** Task item **
Quote the records that follow in full, leaving the pictures out.

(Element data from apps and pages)
* * * * * * * * *

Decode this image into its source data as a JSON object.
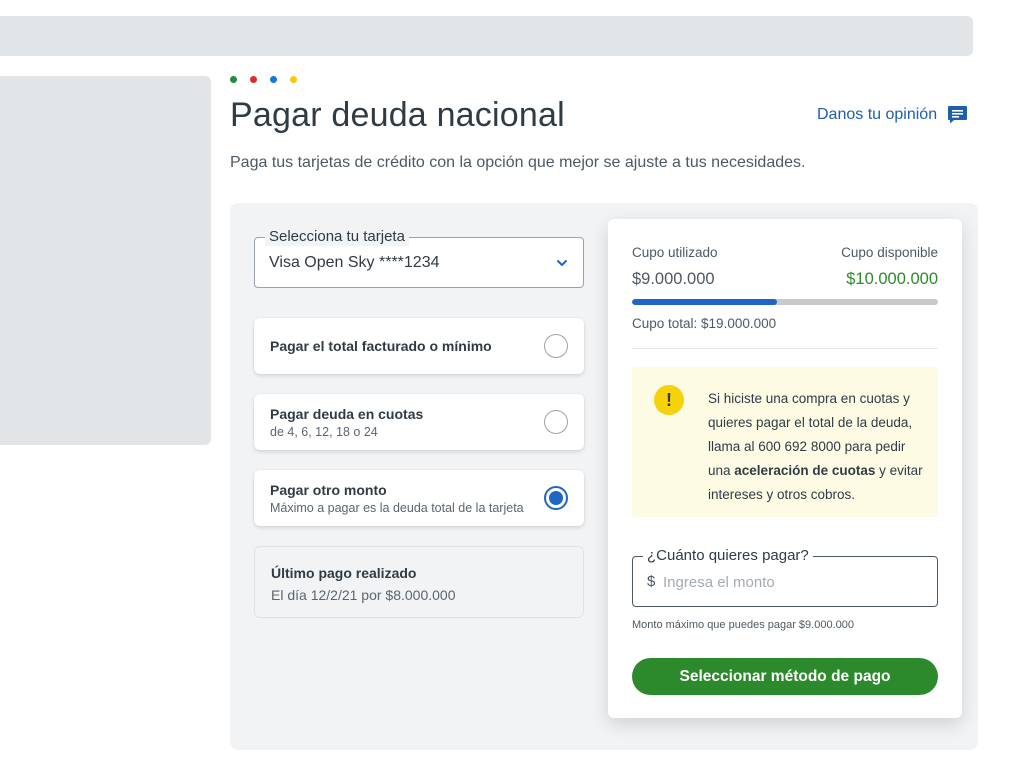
{
  "page": {
    "title": "Pagar deuda nacional",
    "subtitle": "Paga tus tarjetas de crédito con la opción que mejor se ajuste a tus necesidades.",
    "feedback_label": "Danos tu opinión",
    "feedback_icon": "comment-icon",
    "brand_dots": [
      "#1e8e3e",
      "#d93025",
      "#1a73e8",
      "#f9c80e"
    ]
  },
  "card_select": {
    "legend": "Selecciona tu tarjeta",
    "value": "Visa Open Sky ****1234",
    "icon": "chevron-down-icon"
  },
  "payment_options": [
    {
      "title": "Pagar el total facturado o mínimo",
      "subtitle": "",
      "selected": false
    },
    {
      "title": "Pagar deuda en cuotas",
      "subtitle": "de 4, 6, 12, 18 o 24",
      "selected": false
    },
    {
      "title": "Pagar otro monto",
      "subtitle": "Máximo a pagar es la deuda total de la tarjeta",
      "selected": true
    }
  ],
  "last_payment": {
    "title": "Último pago realizado",
    "detail": "El día 12/2/21 por $8.000.000"
  },
  "credit": {
    "used_label": "Cupo utilizado",
    "used_value": "$9.000.000",
    "available_label": "Cupo disponible",
    "available_value": "$10.000.000",
    "used_fraction": 0.4737,
    "total": "Cupo total: $19.000.000"
  },
  "notice": {
    "icon": "exclamation-icon",
    "text_before": "Si hiciste una compra en cuotas y quieres pagar el total de la deuda, llama al 600 692 8000 para pedir una ",
    "text_bold": "aceleración de cuotas",
    "text_after": " y evitar intereses y otros cobros."
  },
  "amount_field": {
    "legend": "¿Cuánto quieres pagar?",
    "currency": "$",
    "placeholder": "Ingresa el monto",
    "value": "",
    "max_note": "Monto máximo que puedes pagar $9.000.000"
  },
  "cta_label": "Seleccionar método de pago",
  "colors": {
    "primary_blue": "#1f66c4",
    "success_green": "#2c8a2c",
    "notice_bg": "#fdfbe3",
    "warning_yellow": "#f5d20a"
  }
}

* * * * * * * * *

** Result of this task **
Decode this image into its source data as a JSON object.
{
  "page": {
    "title": "Pagar deuda nacional",
    "subtitle": "Paga tus tarjetas de crédito con la opción que mejor se ajuste a tus necesidades.",
    "feedback_label": "Danos tu opinión",
    "feedback_icon": "comment-icon",
    "brand_dots": [
      "#1e8e3e",
      "#d93025",
      "#1a73e8",
      "#f9c80e"
    ]
  },
  "card_select": {
    "legend": "Selecciona tu tarjeta",
    "value": "Visa Open Sky ****1234",
    "icon": "chevron-down-icon"
  },
  "payment_options": [
    {
      "title": "Pagar el total facturado o mínimo",
      "subtitle": "",
      "selected": false
    },
    {
      "title": "Pagar deuda en cuotas",
      "subtitle": "de 4, 6, 12, 18 o 24",
      "selected": false
    },
    {
      "title": "Pagar otro monto",
      "subtitle": "Máximo a pagar es la deuda total de la tarjeta",
      "selected": true
    }
  ],
  "last_payment": {
    "title": "Último pago realizado",
    "detail": "El día 12/2/21 por $8.000.000"
  },
  "credit": {
    "used_label": "Cupo utilizado",
    "used_value": "$9.000.000",
    "available_label": "Cupo disponible",
    "available_value": "$10.000.000",
    "used_fraction": 0.4737,
    "total": "Cupo total: $19.000.000"
  },
  "notice": {
    "icon": "exclamation-icon",
    "text_before": "Si hiciste una compra en cuotas y quieres pagar el total de la deuda, llama al 600 692 8000 para pedir una ",
    "text_bold": "aceleración de cuotas",
    "text_after": " y evitar intereses y otros cobros."
  },
  "amount_field": {
    "legend": "¿Cuánto quieres pagar?",
    "currency": "$",
    "placeholder": "Ingresa el monto",
    "value": "",
    "max_note": "Monto máximo que puedes pagar $9.000.000"
  },
  "cta_label": "Seleccionar método de pago",
  "colors": {
    "primary_blue": "#1f66c4",
    "success_green": "#2c8a2c",
    "notice_bg": "#fdfbe3",
    "warning_yellow": "#f5d20a"
  }
}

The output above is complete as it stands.